 Perri, Angela R., et al. “Dog Domestication and the Dual Dispersal of People and Dogs into ... - Pnas.” Dog Domestication and the Dual Dispersal of People and Dogs into the Americas, 2021, https://www.pnas.org/doi/10.1073/pnas.2010083118.
 Yong, Ed. “A New Origin Story for Dogs.” The Atlantic, Atlantic Media Company, 16 June 2021, https://www.theatlantic.com/science/archive/2016/06/the-origin-of-dogs/484976/.
 Gwynn Guilford, Quartz. “Why You Shouldn't Trust Your Cat.” The Atlantic, Atlantic Media Company, 28 Dec. 2017, https://www.theatlantic.com/national/archive/2014/11/man-cat-dog-best-friend-pet/382740/.
 Bradshaw, John. “6 Reasons Your Domestic Cat Is Wilder than You Think.” BBC Science Focus Magazine, BBC Science Focus Magazine, 28 June 2022, https://www.sciencefocus.com/nature/six-reasons-your-cat-is-wilder-than-you-think/.
 Gwynn Guilford, Quartz.

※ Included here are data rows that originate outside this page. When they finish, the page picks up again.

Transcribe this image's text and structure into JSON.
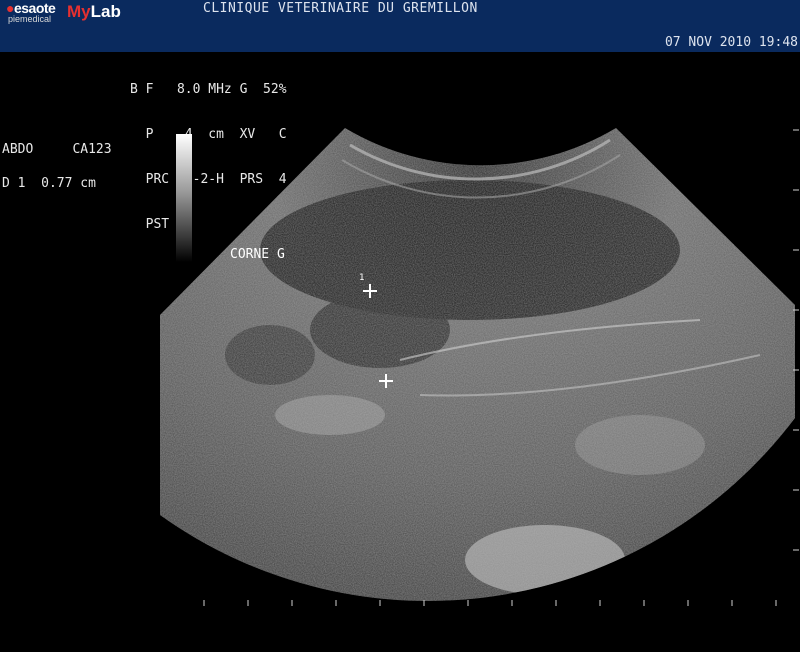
{
  "header": {
    "brand_primary": "esaote",
    "brand_secondary": "piemedical",
    "product_my": "My",
    "product_lab": "Lab",
    "clinic_name": "CLINIQUE VETERINAIRE DU GREMILLON",
    "datetime": "07 NOV 2010 19:48"
  },
  "params": {
    "line1": "B F   8.0 MHz G  52%",
    "line2": "  P    4  cm  XV   C",
    "line3": "  PRC 10-2-H  PRS  4",
    "line4": "  PST 4"
  },
  "exam": {
    "preset": "ABDO",
    "probe": "CA123"
  },
  "measurement": {
    "label": "D 1",
    "value": "0.77 cm"
  },
  "image": {
    "annotation": "CORNE G",
    "cursor_index": "1"
  },
  "colors": {
    "header_bg": "#0a2a5e",
    "brand_red": "#e53030"
  }
}
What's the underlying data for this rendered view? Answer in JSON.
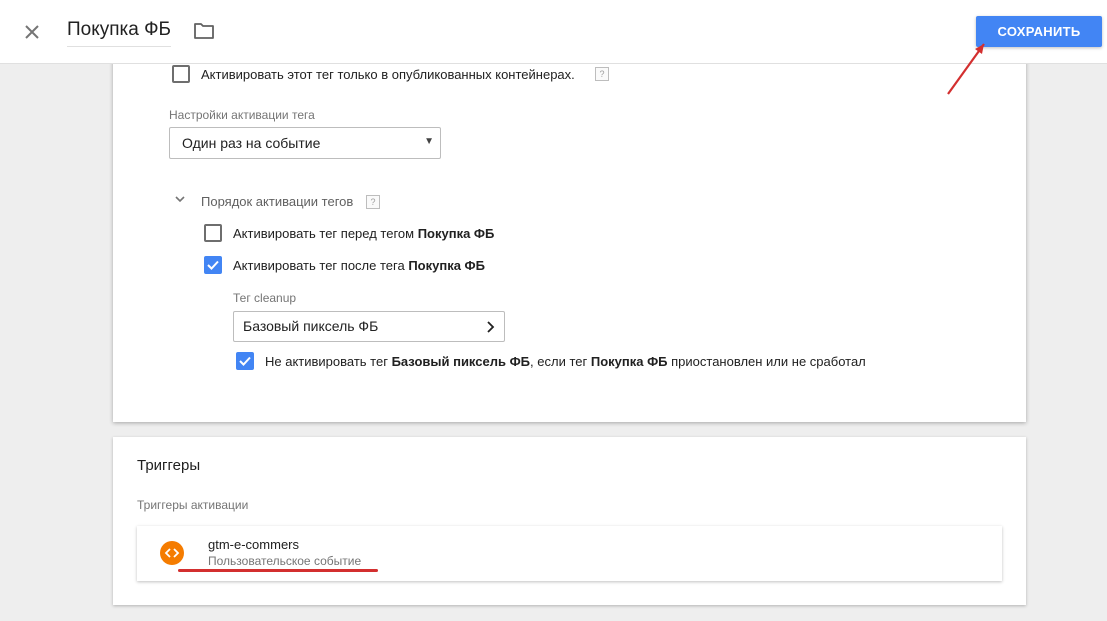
{
  "header": {
    "title": "Покупка ФБ",
    "save_label": "СОХРАНИТЬ",
    "close_icon": "close-icon",
    "folder_icon": "folder-icon"
  },
  "config": {
    "publish_only_label": "Активировать этот тег только в опубликованных контейнерах.",
    "publish_only_checked": false,
    "firing_settings_label": "Настройки активации тега",
    "firing_option_selected": "Один раз на событие",
    "sequencing_label": "Порядок активации тегов",
    "help_glyph": "?",
    "fire_before": {
      "text": "Активировать тег перед тегом ",
      "tag": "Покупка ФБ",
      "checked": false
    },
    "fire_after": {
      "text": "Активировать тег после тега ",
      "tag": "Покупка ФБ",
      "checked": true
    },
    "cleanup_label": "Тег cleanup",
    "cleanup_tag": "Базовый пиксель ФБ",
    "dont_fire": {
      "p1": "Не активировать тег ",
      "tag1": "Базовый пиксель ФБ",
      "p2": ", если тег ",
      "tag2": "Покупка ФБ",
      "p3": " приостановлен или не сработал",
      "checked": true
    }
  },
  "triggers": {
    "title": "Триггеры",
    "subtitle": "Триггеры активации",
    "items": [
      {
        "name": "gtm-e-commers",
        "type": "Пользовательское событие",
        "icon": "code-icon"
      }
    ]
  },
  "colors": {
    "accent": "#4285f4",
    "trigger_icon": "#f57c00",
    "annotation": "#d32f2f"
  }
}
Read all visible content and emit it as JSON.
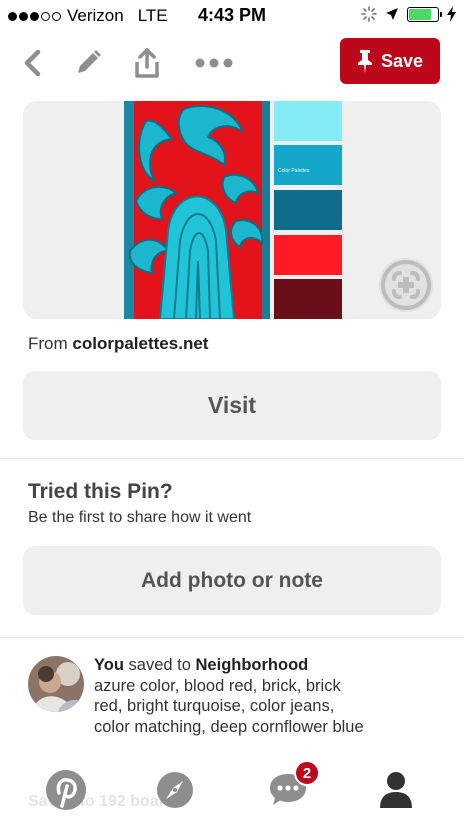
{
  "status_bar": {
    "carrier": "Verizon",
    "network": "LTE",
    "time": "4:43 PM",
    "signal_bars_filled": 3,
    "signal_bars_total": 5,
    "battery_level": 0.8
  },
  "toolbar": {
    "save_label": "Save",
    "icons": [
      "back-icon",
      "edit-icon",
      "share-icon",
      "more-icon",
      "pin-icon"
    ]
  },
  "pin": {
    "swatch_caption": "Color Palettes",
    "swatches": [
      "#85ecf7",
      "#14a7c9",
      "#0f6d8c",
      "#ff1a24",
      "#6a0f18"
    ],
    "source_prefix": "From",
    "source_domain": "colorpalettes.net",
    "visit_label": "Visit"
  },
  "tried": {
    "title": "Tried this Pin?",
    "subtitle": "Be the first to share how it went",
    "add_label": "Add photo or note"
  },
  "activity": {
    "user": "You",
    "action": "saved to",
    "board": "Neighborhood",
    "description": "azure color, blood red, brick, brick red, bright turquoise, color jeans, color matching, deep cornflower blue"
  },
  "behind_text": "Saved to 192 boards",
  "tabbar": {
    "notification_count": "2",
    "icons": [
      "pinterest-logo-icon",
      "explore-compass-icon",
      "messages-icon",
      "profile-icon"
    ]
  },
  "colors": {
    "brand_red": "#bd081c",
    "button_gray": "#efefef",
    "icon_gray": "#8e8e8e",
    "battery_green": "#4cd964"
  }
}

 “10 Signs Your Cat Might Be Stressed.” PetMD, https://www.petmd.com/cat/centers/nutrition/slideshows/signs-your-cat-might-be-stressed.